* [Problem details] Copy the records that follow exactly as written, but not their pictures.

[Data records]

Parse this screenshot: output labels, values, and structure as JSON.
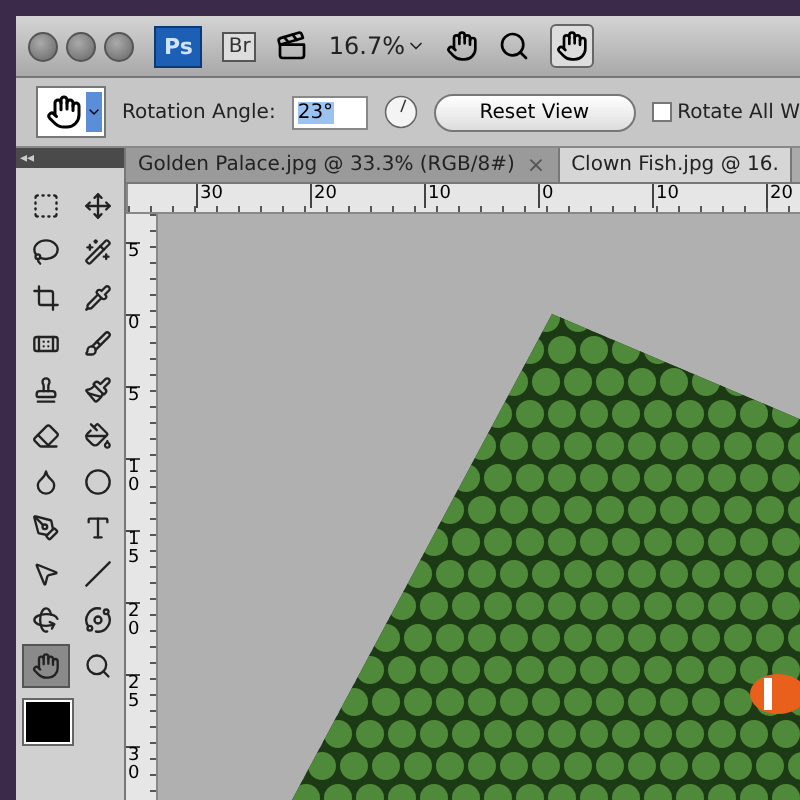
{
  "app_bar": {
    "app_badge": "Ps",
    "bridge_badge": "Br",
    "zoom": "16.7%"
  },
  "options_bar": {
    "angle_label": "Rotation Angle:",
    "angle_value": "23°",
    "reset_button": "Reset View",
    "rotate_all": {
      "label": "Rotate All W",
      "checked": false
    }
  },
  "toolbox": {
    "collapse": "◂◂"
  },
  "tools": [
    {
      "kind": "marquee",
      "selected": false
    },
    {
      "kind": "move",
      "selected": false
    },
    {
      "kind": "lasso",
      "selected": false
    },
    {
      "kind": "wand",
      "selected": false
    },
    {
      "kind": "crop",
      "selected": false
    },
    {
      "kind": "eyedropper",
      "selected": false
    },
    {
      "kind": "heal",
      "selected": false
    },
    {
      "kind": "brush",
      "selected": false
    },
    {
      "kind": "stamp",
      "selected": false
    },
    {
      "kind": "history",
      "selected": false
    },
    {
      "kind": "eraser",
      "selected": false
    },
    {
      "kind": "bucket",
      "selected": false
    },
    {
      "kind": "blur",
      "selected": false
    },
    {
      "kind": "dodge",
      "selected": false
    },
    {
      "kind": "pen",
      "selected": false
    },
    {
      "kind": "type",
      "selected": false
    },
    {
      "kind": "select",
      "selected": false
    },
    {
      "kind": "line",
      "selected": false
    },
    {
      "kind": "rotate3d",
      "selected": false
    },
    {
      "kind": "orbit",
      "selected": false
    },
    {
      "kind": "rotateview",
      "selected": true
    },
    {
      "kind": "zoom",
      "selected": false
    }
  ],
  "tabs": [
    {
      "label": "Golden Palace.jpg @ 33.3% (RGB/8#)",
      "close": "×",
      "selected": true
    },
    {
      "label": "Clown Fish.jpg @ 16.",
      "selected": false
    }
  ],
  "ruler": {
    "horizontal": [
      "30",
      "20",
      "10",
      "0",
      "10",
      "20"
    ],
    "vertical": [
      "5",
      "0",
      "5",
      "10",
      "15",
      "20",
      "25",
      "30"
    ]
  }
}
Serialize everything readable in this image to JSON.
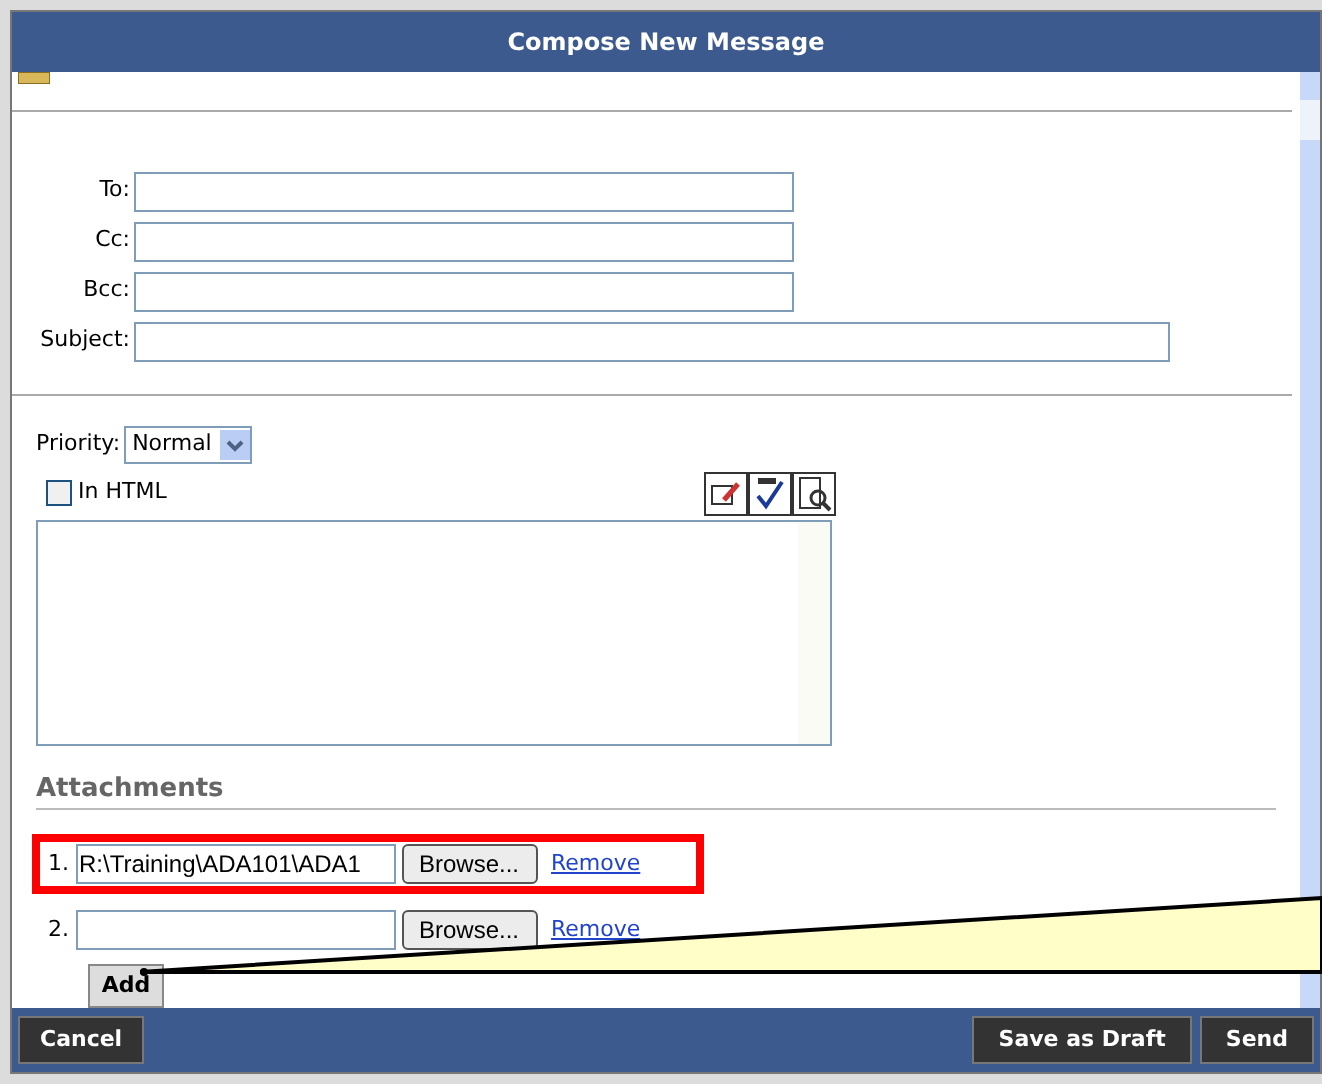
{
  "window": {
    "title": "Compose New Message"
  },
  "fields": [
    {
      "label": "To:",
      "kind": "short"
    },
    {
      "label": "Cc:",
      "kind": "short"
    },
    {
      "label": "Bcc:",
      "kind": "short"
    },
    {
      "label": "Subject:",
      "kind": "long"
    }
  ],
  "priority": {
    "label": "Priority:",
    "value": "Normal"
  },
  "in_html": {
    "label": "In HTML",
    "checked": false
  },
  "attachments": {
    "heading": "Attachments",
    "rows": [
      {
        "number": "1.",
        "value": "R:\\Training\\ADA101\\ADA1",
        "browse": "Browse...",
        "remove": "Remove",
        "highlighted": true
      },
      {
        "number": "2.",
        "value": "",
        "browse": "Browse...",
        "remove": "Remove",
        "highlighted": false
      }
    ],
    "add": "Add"
  },
  "footer": {
    "left": [
      "Cancel"
    ],
    "right": [
      "Save as Draft",
      "Send"
    ]
  }
}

* [Expected output]
Parse this screenshot: output labels, values, and structure as JSON.
{
  "app_bar": {
    "app_badge": "Ps",
    "bridge_badge": "Br",
    "zoom": "16.7%"
  },
  "options_bar": {
    "angle_label": "Rotation Angle:",
    "angle_value": "23°",
    "reset_button": "Reset View",
    "rotate_all": {
      "label": "Rotate All W",
      "checked": false
    }
  },
  "toolbox": {
    "collapse": "◂◂"
  },
  "tools": [
    {
      "kind": "marquee",
      "selected": false
    },
    {
      "kind": "move",
      "selected": false
    },
    {
      "kind": "lasso",
      "selected": false
    },
    {
      "kind": "wand",
      "selected": false
    },
    {
      "kind": "crop",
      "selected": false
    },
    {
      "kind": "eyedropper",
      "selected": false
    },
    {
      "kind": "heal",
      "selected": false
    },
    {
      "kind": "brush",
      "selected": false
    },
    {
      "kind": "stamp",
      "selected": false
    },
    {
      "kind": "history",
      "selected": false
    },
    {
      "kind": "eraser",
      "selected": false
    },
    {
      "kind": "bucket",
      "selected": false
    },
    {
      "kind": "blur",
      "selected": false
    },
    {
      "kind": "dodge",
      "selected": false
    },
    {
      "kind": "pen",
      "selected": false
    },
    {
      "kind": "type",
      "selected": false
    },
    {
      "kind": "select",
      "selected": false
    },
    {
      "kind": "line",
      "selected": false
    },
    {
      "kind": "rotate3d",
      "selected": false
    },
    {
      "kind": "orbit",
      "selected": false
    },
    {
      "kind": "rotateview",
      "selected": true
    },
    {
      "kind": "zoom",
      "selected": false
    }
  ],
  "tabs": [
    {
      "label": "Golden Palace.jpg @ 33.3% (RGB/8#)",
      "close": "×",
      "selected": true
    },
    {
      "label": "Clown Fish.jpg @ 16.",
      "selected": false
    }
  ],
  "ruler": {
    "horizontal": [
      "30",
      "20",
      "10",
      "0",
      "10",
      "20"
    ],
    "vertical": [
      "5",
      "0",
      "5",
      "10",
      "15",
      "20",
      "25",
      "30"
    ]
  }
}
Serialize everything readable in this image to JSON.
{
  "window": {
    "title": "Compose New Message"
  },
  "fields": [
    {
      "label": "To:",
      "kind": "short"
    },
    {
      "label": "Cc:",
      "kind": "short"
    },
    {
      "label": "Bcc:",
      "kind": "short"
    },
    {
      "label": "Subject:",
      "kind": "long"
    }
  ],
  "priority": {
    "label": "Priority:",
    "value": "Normal"
  },
  "in_html": {
    "label": "In HTML",
    "checked": false
  },
  "attachments": {
    "heading": "Attachments",
    "rows": [
      {
        "number": "1.",
        "value": "R:\\Training\\ADA101\\ADA1",
        "browse": "Browse...",
        "remove": "Remove",
        "highlighted": true
      },
      {
        "number": "2.",
        "value": "",
        "browse": "Browse...",
        "remove": "Remove",
        "highlighted": false
      }
    ],
    "add": "Add"
  },
  "footer": {
    "left": [
      "Cancel"
    ],
    "right": [
      "Save as Draft",
      "Send"
    ]
  }
}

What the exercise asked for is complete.